Anna’s Hummingbirds

House Finch, male youngster

Ash-throated Flycatcher (or Brown-crested Flycatcher)

I was surprised to see the above bird as I’ve never had one in the yard before. That is yard bird species #32. If it was a Brown-crested Flycatcher, it would be a lifer (bird never seen before) but when I asked the “experts, ” about half said it was Brown-crested and half said it was Ash-throated so I still don’t really know. It’s a juvenile, whichever it is.

Cicada Exoskeleton

Baby House Sparrows (possibly House Finches), I can’t really tell

The following 2 shots are in the “Things Only the Camera Sees” category. I didn’t notice until I looked at my photos that this Verdin was shedding a feather just as I was taking pics. It’s too bad it was behind branches and so dark.


Stripey, preferring muddy rain water to fresh water.

This slideshow requires JavaScript.


Phoenix 150

Rosy-faced Lovebird, juvenile

Gila Woodpecker

House Finch family

Brown-headed Cowbird

Gambel’s Quail, male

I have a few photos saved up for times like these, the dog days of summer, when it’s just too hot to get motivated to go anywhere. By using these five photos, all taken in local parks (above), I am drastically depleting my reserve. So we have to get back on the road again very soon…
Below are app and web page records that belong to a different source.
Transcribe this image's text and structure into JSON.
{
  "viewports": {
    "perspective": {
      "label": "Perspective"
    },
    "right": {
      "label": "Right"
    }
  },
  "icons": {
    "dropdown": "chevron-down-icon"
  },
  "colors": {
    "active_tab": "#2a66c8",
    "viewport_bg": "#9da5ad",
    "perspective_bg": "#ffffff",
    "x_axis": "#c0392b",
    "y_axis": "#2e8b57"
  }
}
We traded Tony’s 2003 Mustang, which needed some expensive work, in and got a new-to-us Ford Escape. We had been using my car for our day trips but we really needed more clearance for some of the rougher roads.

We have a lot of pets, including a diabetic cat that needs insulin every 12 hours so it’s easiest for us to go on day trips since it would be a lot to require of a pet-sitter. It’s best if the places we go are less than 2.5 hours away so we can spend a few hours at our destination before heading home. I used this online tool (freemaptools.com) to draw a radius of 150 miles around Phoenix to see what all might be included. But I noticed that these distances are “as the crow flies” and to really get to some of them would take up to 4 hours or so depending on the roads.
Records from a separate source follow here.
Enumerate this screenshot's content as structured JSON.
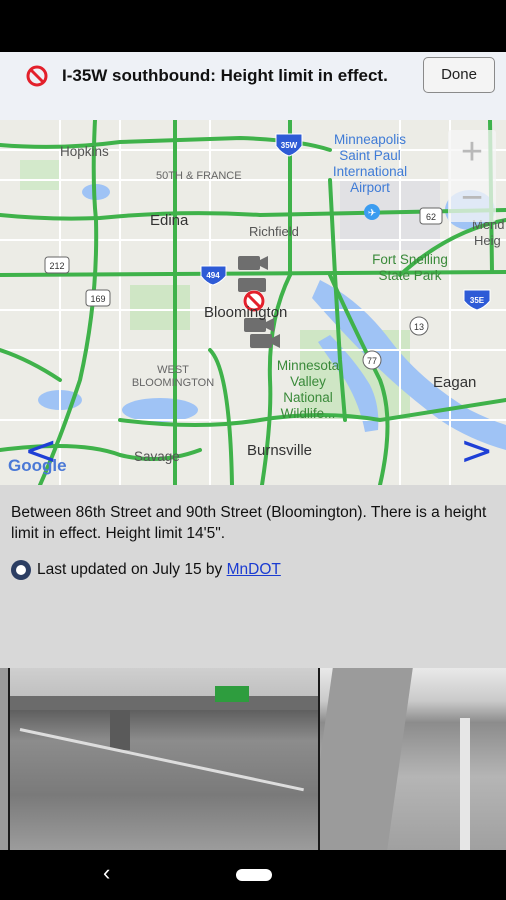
{
  "alert": {
    "title": "I-35W southbound: Height limit in effect.",
    "done_label": "Done"
  },
  "map": {
    "labels": {
      "minneapolis": "Minneapolis Saint Paul International Airport",
      "hopkins": "Hopkins",
      "france": "50TH & FRANCE",
      "edina": "Edina",
      "richfield": "Richfield",
      "fort_snelling": "Fort Snelling State Park",
      "bloomington": "Bloomington",
      "west_bloomington": "WEST BLOOMINGTON",
      "mn_valley": "Minnesota Valley National Wildlife...",
      "eagan": "Eagan",
      "savage": "Savage",
      "burnsville": "Burnsville",
      "mend": "Mend",
      "heig": "Heig",
      "google": "Google"
    },
    "shields": [
      "35W",
      "494",
      "212",
      "169",
      "62",
      "13",
      "77",
      "35E"
    ],
    "zoom_in": "+",
    "zoom_out": "−",
    "prev": "<",
    "next": ">"
  },
  "detail": {
    "description": "Between 86th Street and 90th Street (Bloomington). There is a height limit in effect. Height limit 14'5\".",
    "updated_prefix": "Last updated on July 15 by",
    "source": "MnDOT"
  },
  "nav": {
    "back": "‹"
  },
  "colors": {
    "header_bg": "#eef1f6",
    "road_green": "#3fb24a",
    "water": "#9fc3f5",
    "info_bg": "#d8d8d8",
    "link": "#1a3bd1",
    "alert_red": "#e3202b"
  }
}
So I modified the parameters to 150 minutes from Phoenix, driving an average of 70 mph, and came up with this map, below:

Fortunately, there are a lot of beautiful places within these boundaries and we need to get exploring. There are birds and all sorts of fascinating things out there.

Here’s Google, our diabetic cat, posing as a Currency Manipulator. He’s doing well, having been diabetic for almost 2 years now.


Hot Town

Hibiscus, its 7th year

Summer in this city means photographing my yard because it’s too hot to go anywhere else…

Anna’s Hummingbirds

Fiery Skipper

Verdins, adult and juvenile

Abert’s Towhees, adult and juvenile

Water is life, we have plenty out for the critters…

Ornate Tree Lizard

Northern Mockingbird, juvenile

Rough Stink Bug

Curve-billed Thrasher, juvenile

House Sparrow, fledgling

House Finch, juvenile

Brown-headed Cowbird, juvenile


Hot town, summer in the city
Back of my neck getting dirty and gritty
Been down, isn’t it a pity
Doesn’t seem to be a shadow in the city

All around, people looking half dead
Walking on the sidewalk, hotter than a match head.

(Summer in the City, written by Steve Boone, Mark Sebastian, John Sebastian, 1966)